He kept his eyes glued to the glass until a blocky shape appeared about fifty yards away.
“I see it,” he whispered.
Paul rose to his hatch and saw it too. It looked like a rise of rock, highest at the midpoint. Clarence turned handwheels to fine-tune his aim.
Paul urged him to hurry. If they could see the enemy, the enemy could see them.
Clarence settled the reticle, as the gun sight’s crosshairs were known, on the “rock” at center mass and reported that he was ready. His boot hovered over the trigger, a button on the footrest.
“Fire,” Paul said.
Clarence’s foot stamped down.
Outside, a massive flash leapt from the Sherman’s barrel, momentarily illuminating the tanks—an olive-drab American and a sandy-yellow German—both facing the same direction.
Sparks burst from the darkness and a sound like an anvil strike pierced the countryside. Inside the turret, without the fan operating, smoke hung thick in the air. Clarence’s ears throbbed and his eyes stung, but he kept them pressed to his sight.
The loader chambered a new shell. Clarence again hovered his foot over the trigger.
“Nothing’s moving,” Paul said from above. A broadside at this range? It was undoubtedly a kill shot.
The intercom came alive with voices of relief, and Clarence moved his foot away from the trigger.
Paul radioed the platoon; the job was done.
Through his periscope, Clarence watched the sky warm beneath the dark clouds, revealing the boxy armor and the 11-foot, 8-inch long gun of a Panzer IV tank.
Known by the Americans as the Mark IV, the design was old, in service since 1938, and it had been the enemy’s most prevalent tank until that August, when the Panther began taking over. But even though it was no longer the mainstay, the Mark IV was still lethal. Its 75mm gun packed 25 percent more punch than Clarence’s.
More light revealed the tank’s dark green-and-brown swirls of camouflage and the German cross on the flank. Clarence had nearly placed his shot right on it.
“Think they’re in there?” One of the crewmen posed the question, seeing that the Mark IV’s hatch covers hadn’t budged.
Clarence envisioned a tank full of moaning, bleeding men and hoped the crew had slipped out in the night. He had no love for the Germans, but he hated the idea of killing any human being. He wasn’t about to look inside his first tank kill. A shell can ricochet like a super-sonic pinball within the tight quarters, and he’d seen maintenance guys go inside to clean and come out crying after discovering brains on the ceiling.
“I’ll go.” Paul unplugged his helmet.
Clarence tried to dissuade him. It wasn’t worth looking inside and getting his head blown off by a German.
Paul brushed away the concerns and radioed the platoon to hold their fire.
Through his periscope, Clarence watched Paul climb the Mark IV’s hull and creep toward the turret with his Thompson at the ready.

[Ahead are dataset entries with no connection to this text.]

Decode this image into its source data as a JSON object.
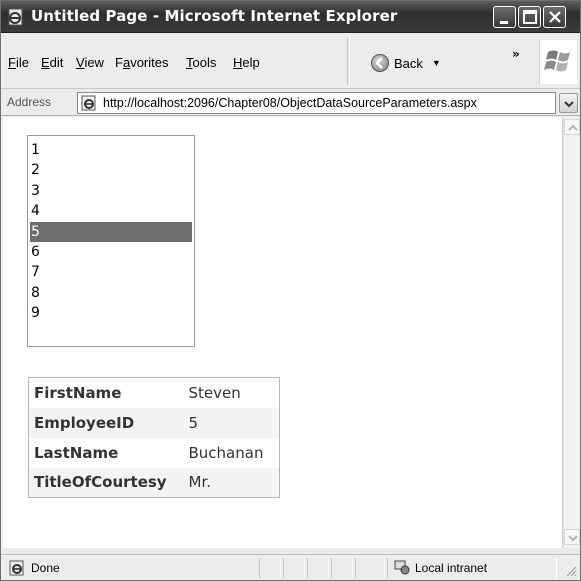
{
  "window": {
    "title": "Untitled Page - Microsoft Internet Explorer"
  },
  "menu": {
    "items": [
      {
        "label": "File",
        "mnemonic": "F"
      },
      {
        "label": "Edit",
        "mnemonic": "E"
      },
      {
        "label": "View",
        "mnemonic": "V"
      },
      {
        "label": "Favorites",
        "mnemonic": "a"
      },
      {
        "label": "Tools",
        "mnemonic": "T"
      },
      {
        "label": "Help",
        "mnemonic": "H"
      }
    ],
    "back_label": "Back",
    "more_label": "»"
  },
  "address": {
    "label": "Address",
    "url": "http://localhost:2096/Chapter08/ObjectDataSourceParameters.aspx"
  },
  "listbox": {
    "items": [
      "1",
      "2",
      "3",
      "4",
      "5",
      "6",
      "7",
      "8",
      "9"
    ],
    "selected": "5"
  },
  "details": {
    "rows": [
      {
        "field": "FirstName",
        "value": "Steven"
      },
      {
        "field": "EmployeeID",
        "value": "5"
      },
      {
        "field": "LastName",
        "value": "Buchanan"
      },
      {
        "field": "TitleOfCourtesy",
        "value": "Mr."
      }
    ]
  },
  "status": {
    "text": "Done",
    "zone": "Local intranet"
  },
  "colors": {
    "title_bar": "#3c3c3c",
    "selected_item": "#6e6e6e"
  }
}
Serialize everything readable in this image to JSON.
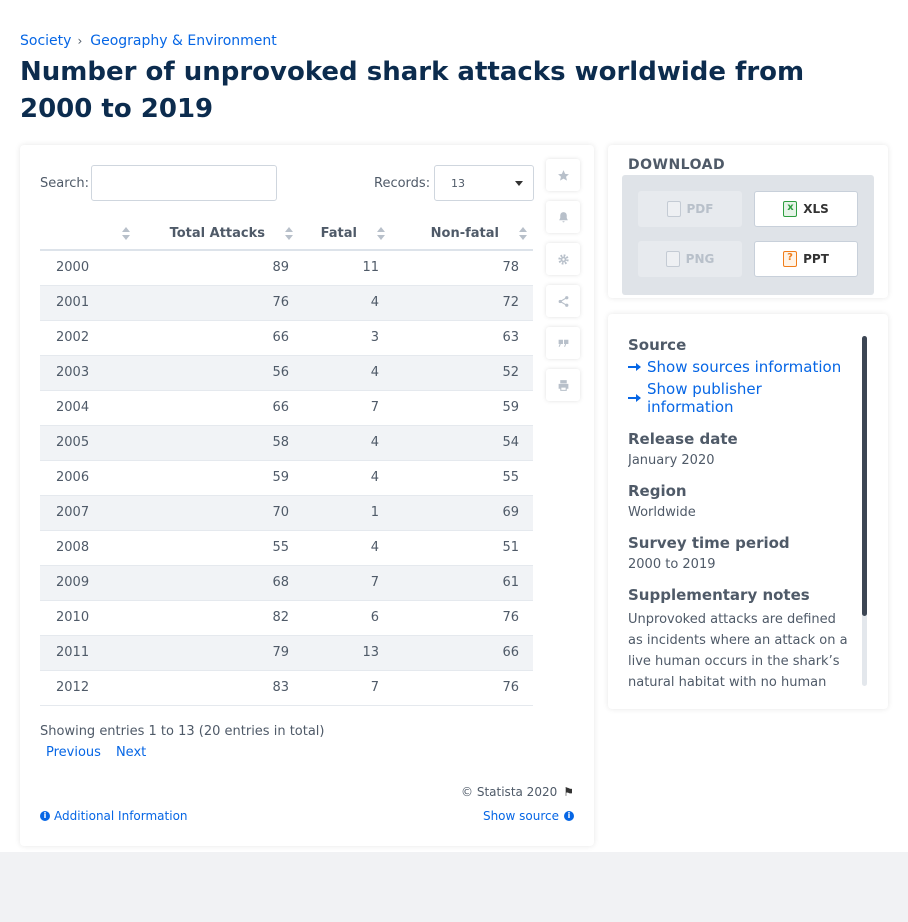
{
  "breadcrumb": {
    "items": [
      "Society",
      "Geography & Environment"
    ],
    "separator": "›"
  },
  "title": "Number of unprovoked shark attacks worldwide from 2000 to 2019",
  "table_controls": {
    "search_label": "Search:",
    "search_value": "",
    "records_label": "Records:",
    "records_value": "13"
  },
  "table": {
    "columns": [
      "",
      "Total Attacks",
      "Fatal",
      "Non-fatal"
    ],
    "rows": [
      [
        "2000",
        "89",
        "11",
        "78"
      ],
      [
        "2001",
        "76",
        "4",
        "72"
      ],
      [
        "2002",
        "66",
        "3",
        "63"
      ],
      [
        "2003",
        "56",
        "4",
        "52"
      ],
      [
        "2004",
        "66",
        "7",
        "59"
      ],
      [
        "2005",
        "58",
        "4",
        "54"
      ],
      [
        "2006",
        "59",
        "4",
        "55"
      ],
      [
        "2007",
        "70",
        "1",
        "69"
      ],
      [
        "2008",
        "55",
        "4",
        "51"
      ],
      [
        "2009",
        "68",
        "7",
        "61"
      ],
      [
        "2010",
        "82",
        "6",
        "76"
      ],
      [
        "2011",
        "79",
        "13",
        "66"
      ],
      [
        "2012",
        "83",
        "7",
        "76"
      ]
    ]
  },
  "entries_info": "Showing entries 1 to 13 (20 entries in total)",
  "pager": {
    "previous": "Previous",
    "next": "Next"
  },
  "copyright": "© Statista 2020",
  "links": {
    "additional_info": "Additional Information",
    "show_source": "Show source"
  },
  "side_tools": [
    "star-icon",
    "bell-icon",
    "gear-icon",
    "share-icon",
    "quote-icon",
    "print-icon"
  ],
  "download": {
    "title": "DOWNLOAD",
    "buttons": [
      {
        "label": "PDF",
        "enabled": false
      },
      {
        "label": "XLS",
        "enabled": true
      },
      {
        "label": "PNG",
        "enabled": false
      },
      {
        "label": "PPT",
        "enabled": true
      }
    ]
  },
  "source": {
    "heading": "Source",
    "show_sources": "Show sources information",
    "show_publisher": "Show publisher information",
    "release_date_label": "Release date",
    "release_date": "January 2020",
    "region_label": "Region",
    "region": "Worldwide",
    "survey_label": "Survey time period",
    "survey": "2000 to 2019",
    "notes_label": "Supplementary notes",
    "notes": "Unprovoked attacks are defined as incidents where an attack on a live human occurs in the shark’s natural habitat with no human"
  },
  "colors": {
    "accent": "#0666e5",
    "title": "#0c2c4e",
    "text": "#4f5a68"
  }
}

With one hand steadying his gun, Paul opened the commander’s hatch and aimed the Thompson inside.
He leaned forward and took a long look, then shouldered his gun. Paul sealed the hatch shut.
Copyright © 2019 by Adam Makos. All rights reserved. No part of this excerpt may be reproduced or reprinted without permission in writing from the publisher.